Chennai Central plugin handles Last-Modified, If-Modified-Since, and Not-Modified HTTP headers with PHP/Apache.

How does this work?

The protocol your Web server and the requestors use to handle caching is quite simple. Let me explain it through this example with Googlebot, the search engine crawler of google.

1st request from Googlebot – Aug/09/2009 12:00:00:

Let us say, Googlebot tries to spider this post on Aug/09/2009 and makes a request say /chennaicentral from this site. Since Google has just discovered this post, there are no unusual request headers, just a plain GET.

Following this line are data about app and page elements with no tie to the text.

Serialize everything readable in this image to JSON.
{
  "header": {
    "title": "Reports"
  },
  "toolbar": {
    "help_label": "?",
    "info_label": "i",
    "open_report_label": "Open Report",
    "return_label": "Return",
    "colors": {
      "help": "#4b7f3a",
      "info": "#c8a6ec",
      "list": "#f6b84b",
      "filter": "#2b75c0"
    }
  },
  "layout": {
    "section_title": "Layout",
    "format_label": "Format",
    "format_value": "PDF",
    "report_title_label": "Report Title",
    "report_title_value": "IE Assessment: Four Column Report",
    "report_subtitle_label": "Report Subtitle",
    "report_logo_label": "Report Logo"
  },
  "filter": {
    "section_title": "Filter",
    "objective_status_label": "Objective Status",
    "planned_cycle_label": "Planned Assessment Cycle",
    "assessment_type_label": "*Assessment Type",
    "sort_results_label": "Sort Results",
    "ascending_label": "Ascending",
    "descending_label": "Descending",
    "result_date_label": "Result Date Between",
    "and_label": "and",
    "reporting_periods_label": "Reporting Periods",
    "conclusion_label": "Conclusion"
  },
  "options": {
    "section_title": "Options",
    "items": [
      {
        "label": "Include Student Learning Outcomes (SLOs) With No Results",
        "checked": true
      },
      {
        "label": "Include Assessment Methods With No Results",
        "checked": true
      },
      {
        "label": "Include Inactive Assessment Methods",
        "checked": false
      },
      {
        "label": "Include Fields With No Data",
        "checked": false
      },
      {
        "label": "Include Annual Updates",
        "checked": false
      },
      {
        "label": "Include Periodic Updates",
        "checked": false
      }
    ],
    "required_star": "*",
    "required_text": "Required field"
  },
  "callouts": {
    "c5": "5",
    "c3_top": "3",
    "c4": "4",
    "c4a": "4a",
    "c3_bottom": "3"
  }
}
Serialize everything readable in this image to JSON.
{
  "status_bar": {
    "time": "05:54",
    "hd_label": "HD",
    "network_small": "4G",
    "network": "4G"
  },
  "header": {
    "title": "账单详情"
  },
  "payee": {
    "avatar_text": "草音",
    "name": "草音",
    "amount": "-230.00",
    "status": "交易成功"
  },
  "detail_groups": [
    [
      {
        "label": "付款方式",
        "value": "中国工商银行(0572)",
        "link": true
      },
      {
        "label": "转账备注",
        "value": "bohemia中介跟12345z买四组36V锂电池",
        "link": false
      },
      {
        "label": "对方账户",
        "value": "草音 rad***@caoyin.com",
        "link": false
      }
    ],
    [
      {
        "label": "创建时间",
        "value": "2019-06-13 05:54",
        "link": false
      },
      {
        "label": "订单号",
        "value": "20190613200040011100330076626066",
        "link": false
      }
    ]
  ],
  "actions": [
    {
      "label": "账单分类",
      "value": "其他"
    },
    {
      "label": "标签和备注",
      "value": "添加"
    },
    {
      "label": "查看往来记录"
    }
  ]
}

In response to the GET request from Google, WordPress create this page from the wordpress database which was modified on Aug/09/2009 10:00:00. The apache server on which wordpress runs sends Googlebot the full post (say of size 4k) with an HTTP header
Date: Sun, 09 Aug 2008 12:00:00 GMT
Last-Modified:Sun, 09 Aug 2008 10:00:00 GMT

The HTTP response code is 200 (OK).

Bandwidth used: 4 kilobytes for this post contents plus less than 500 bytes for the HTTP header.

2nd request from Googlebot on Tue, 11 Aug 2009 12:00:00 GMT :

Let us say, wordpress users found this post interesting and made a review of this plugin on their sites. When Googlebot finds those links pointing to this post, it requests /chennaicentral again to check for updates. Since Google already knows the resource, Googlebot requests it with an additional HTTP header
If-Modified-Since: Sun, 09 Aug 2008 10:00:00 GMT
where the date and time is taken from the Last-Modified header this plugin sent in response to the previous request (1st request).

Let us assume that the content of this post didn’t change on Aug/11/2009 12:00:00, when Googlebot made this second request, there’s no need to send the full post again. Chennai Central plugin lets your wordpress site send Googlebot just an HTTP header as below:

Date: Tue, 11 Aug 2009 12:00:00 GMT
Last-Modified:Sun, 09 Aug 2009 10:00:00 GMT
The HTTP response code is 304 (Not Modified). (Your Web server can suppress the Last-Modified header, because the requestor has this timestamp already.)

Bandwidth used is less than 500 bytes as wordpress responds with just the HTTP header and a response code of 304, meaning content has not changed.

3rd request from googlebot on Thu, 13 Aug 2009 09:00:00 GMT:

Let us say, Googlebot finds a a few more links to this post on Thu, 13 Aug 2009 09:00:00 GMT and it tries to recrawl /chennaicentral, again using the

If-Modified-Since: Sun, 09 Aug 2009 10:00:00 GMT header.

Assume that this post has many comments by then (added on 12 Aug 2009), and hence the content of this page (post) has changed (including the comments). Chennai Central Plugin now lets your wordpress site send Googlebot the full page (now say, 5k) with this HTTP header
Date: Thu, 13 Feb 2009 12:00:00 GMT
Last-Modified: Wed, 12 Aug 2009 09:00:00 GMT
and an HTTP response code 200 (OK).

Bandwidth used: 5 kilobytes for the page content plus less than 500 bytes for the HTTP header.

From the above it is clear that chennai Central saves bandwidth on this post, unless the content has changed.Likewise it does for every post and page on a wordpress blog/site and for all crawlers that support conditional GETs.If you do this calculation for all your posts/pages and for a one month period, the bandwidth saved is quite substantial.You save bandwidth and thereby your hard earned money!!!

How to test Chennai Central?

If you would like to test whether Chennai Central plugin really added the Conditional GET support for your wordpress blog/site, do it on this Microsoft tool.

Why is this plugin named chennai Central?

Well, I come from the city of chennai and I wanted to dedicate this plugin to my lovely city.I admire Chennai and hence decided to name this plugin as “Chennai Central”.

Download chennai central plugin from here and enjoy!!! Save bandwidth and save your money with Chennai Central!!!